Spartan, self-sabotage & showing up…
When I signed up for Spartan, I had an image in mind. I have previously done two Tough Mudder Obstacle Races and Warrior Dash. Tough Mudder being my favourite as it combines adventure and runs over approximately 20km give or take.
It pushes your limits both mentally and physically, to try things you would most likely never have done before and push yourself to stay with your team, keep moving, keep working and keep encouraging.
So when I signed up to the 7km Spartan Sprint, I registered my team and was looking forward to a team experience. Unfortunately, they closed the time slot and I was unable to get my clients and friends to join it with me! Luckily, Claire (my friend and long term client), did sneak her way in, and we completed the event together (Yay).
Something I have been thinking a lot about lately is committing myself 100%. In all areas of my life. But when I got up and got ready for Spartan on Saturday morning, I was honestly feeling uninspired. I had been up since 1.30am with an unnecessary worry in my mind and a headache. Claire arrived on Saturday morning her bubbly, super awesome self, and I was kind of mojo-less.
The beat of the music and the resounding chanting of “WE ARE SPARTAN!!”, pumped us up by setting the mood at the starting line and off we ran. I would describe Spartan as half Boot-Camp, half Adventure race. Certainly all the Obstacles challenged. What some lacked in adventure, they made up for in difficulty. It was expected that at each obstacle you complete 30 burpees, if you couldn’t successfully complete the obstacle. My favourite obstacle would have been somewhere in between the sand bag hill climb and wading/swimming through the mud and water. It was icy cold and I would have been disappointed if I didn’t get saturated with mud at some stage of the race!
We finished the race in under two hours. Consistently on the move but slowing between obstacles, burpees and recovery.
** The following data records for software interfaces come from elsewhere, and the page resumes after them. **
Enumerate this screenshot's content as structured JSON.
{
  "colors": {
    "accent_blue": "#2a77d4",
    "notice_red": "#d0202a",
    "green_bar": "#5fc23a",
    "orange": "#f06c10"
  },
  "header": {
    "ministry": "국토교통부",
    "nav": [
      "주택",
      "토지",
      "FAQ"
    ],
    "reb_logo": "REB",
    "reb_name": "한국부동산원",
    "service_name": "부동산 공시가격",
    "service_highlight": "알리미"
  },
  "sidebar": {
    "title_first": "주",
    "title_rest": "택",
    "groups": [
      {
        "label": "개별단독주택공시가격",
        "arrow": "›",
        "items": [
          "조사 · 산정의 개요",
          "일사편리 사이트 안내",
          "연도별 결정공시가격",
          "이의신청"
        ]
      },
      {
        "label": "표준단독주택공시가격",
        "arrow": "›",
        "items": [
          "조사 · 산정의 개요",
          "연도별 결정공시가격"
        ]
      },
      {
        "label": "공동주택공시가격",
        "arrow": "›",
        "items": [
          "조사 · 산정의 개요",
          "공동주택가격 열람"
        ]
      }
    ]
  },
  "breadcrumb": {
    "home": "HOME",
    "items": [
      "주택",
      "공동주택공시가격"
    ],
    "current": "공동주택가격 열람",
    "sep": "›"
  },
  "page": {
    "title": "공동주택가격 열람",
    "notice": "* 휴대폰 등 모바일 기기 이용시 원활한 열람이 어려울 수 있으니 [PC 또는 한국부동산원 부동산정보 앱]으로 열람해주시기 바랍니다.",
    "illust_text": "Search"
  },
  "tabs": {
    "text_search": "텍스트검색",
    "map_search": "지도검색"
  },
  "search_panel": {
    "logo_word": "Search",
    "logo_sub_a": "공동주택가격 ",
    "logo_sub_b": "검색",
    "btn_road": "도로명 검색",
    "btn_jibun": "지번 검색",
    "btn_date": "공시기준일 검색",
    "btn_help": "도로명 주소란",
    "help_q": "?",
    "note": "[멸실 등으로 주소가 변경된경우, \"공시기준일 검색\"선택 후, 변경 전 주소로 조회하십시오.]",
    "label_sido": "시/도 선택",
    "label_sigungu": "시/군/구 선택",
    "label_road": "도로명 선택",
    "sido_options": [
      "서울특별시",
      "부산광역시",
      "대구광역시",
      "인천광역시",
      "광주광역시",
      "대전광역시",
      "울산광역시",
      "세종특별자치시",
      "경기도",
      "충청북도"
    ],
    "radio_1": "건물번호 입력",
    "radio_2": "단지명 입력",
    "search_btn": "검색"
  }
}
We finished the race together, however, I would be lying if I said I was not somewhat disappointed with myself. For although I participated in the race, I really felt that I didn’t give it 100%.
Being a Personal Trainer and Life Coach, has given me the courage to try new things, more fitness than I ever imagined I could possess and the most amazing people in the world to work with everyday. It has given me insight and an awareness of who I am and has kept me humble, but it has not made me perfect.
I believe, you only get out what you put in. Because I went in to the race, feeling less than inspired, I was unlikely to feel fantastic about the result.
But I turned up. I started. I finished.
At some time or another, life, our work, our family and other commitments can get us down and distract us. Every workout may not be our best. It may not make us our proudest. But when you have a goal that matters, you must turn up anyway. Your best today may be better or worse than yesterday. But if you don’t show up for your goal, you get no result at all.
I’m choosing to let this situation prepare me better for the next time. To plan better, to train better, to choose better and to feel better.
It’s a mistake to think that staying inspired and motivated is easy for others. Some days are going to be harder than others. What’s important is understanding your reason why. The reason why you want to keep going and the reason you need to keep going.
Everyone’s reason why is different. For me, I want to serve as an inspiration to my children, to be a healthy and happy partner and mother and to inspire and motivate my clients to love themselves enough to look after their health and happiness.
Find your reason, and you may find your inspiration and motivation to show up, not just for a goal, but for your why, your values, your heart.